(Otto starts tickling the officer who starts laughing,)
Officer: Oh no - anything but that please no, all
right I'll tell you.
(They stop tickling him)
Nazi: Quick Otto. The typewriter.
(Otto goes to the typewriter and they wait expectantly.
The officer produces piece of paper out of his breast pocket and
Officer: Wenn ist das Nunstrück git und Slotermeyer?
Ja!... Beiherhund das Oder die Flipperwaldt gersput.
(Otto at the typewriter explodes with laughter and dies.)
Nazi: Ach! Zat iss not funny!
(Nazi bursts into laughter and dies. A German guard bursts
in with machine gun, The British officer leaps on the table.)
Officer: (lightning speed) Wenn ist das
Nunstrück git und Slotermeyer? Ja! .. Beiherhund das Oder die
(The guard reels back and collapses laughing. British
officer makes his escape. Cut to a film of German scientists
working in laboratories.)
Voice Over: But at Peenemunde in the Autumn of '44,
the Germans were working on a joke of their own.
(A German general is seated at an imposing desk. Behind
him stands Otto, labeled 'A Different Gestapo Officer'.
Bespectacled German scientist/joke writer enters room. He clears
his throat and reads from card.)
German Joker: Die ist ein Kinnerhunder und zwei Mackel

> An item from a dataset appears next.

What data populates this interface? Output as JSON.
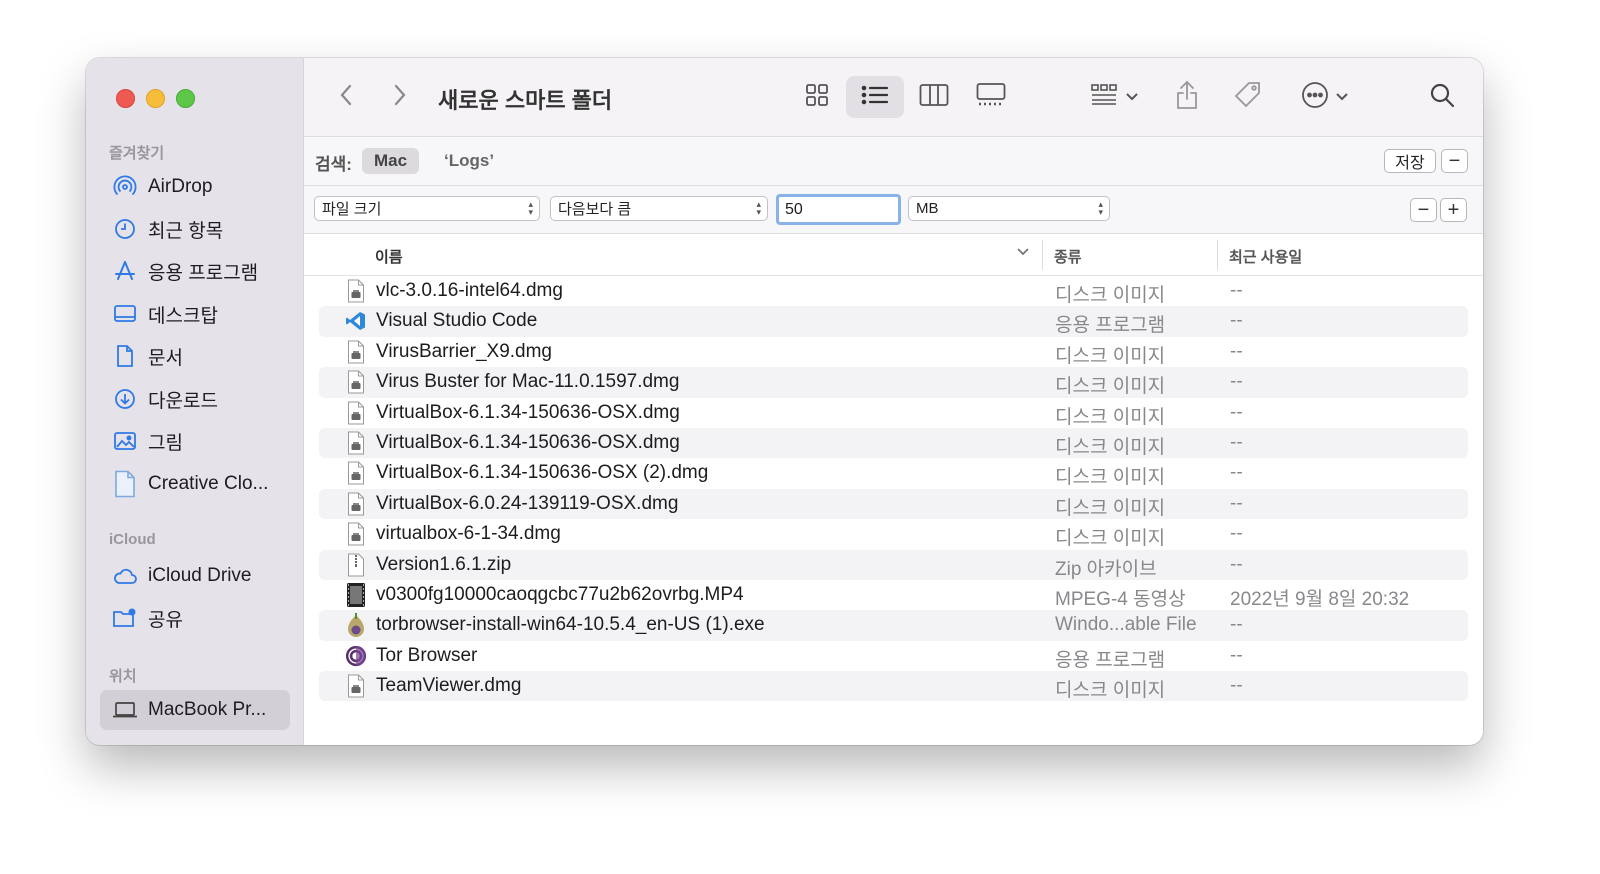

über und der bitte schön ist den Wunderhaus sprechensie. 'Nein'
sprecht der Herren 'Ist aufern borger mit zveitingen'.
He finishes and looks hopeful.
Otto: We let you know.
(He shoots him.
More stock film of German scientists.)
Voice Over: But by December their joke was ready, and
Hitler gave the order for the German V-Joke to be broadcast in
(Cut to 1940's wartime radio set with couple anxiously
listening to it.)
Radio: (crackly German voice) Der ver zwei
peanuts, valking down der strasse, and von vas... assaulted!
(Radio bunts into 'Deutschland Über Alles'. The couple
look at each other and then in blank amazement at the radio. Cut
to modern BBC 2 interview. The commentator in a woodland glade.)
Commentator (Eric Idle): In 1945 Peace broke out. It
was the end of the Joke. Joke warfare was banned at a special
session of the Geneva Convention, and in 1950 the last remaining
copy of the joke was laid to rest here in the Berkshire
countryside, never to be told again.
(He walks away revealing a monument on which is written:
'To the unknown Joke'.
Camera pulls away slowly through idyllic setting. Patriotic
music reaches crescendo.)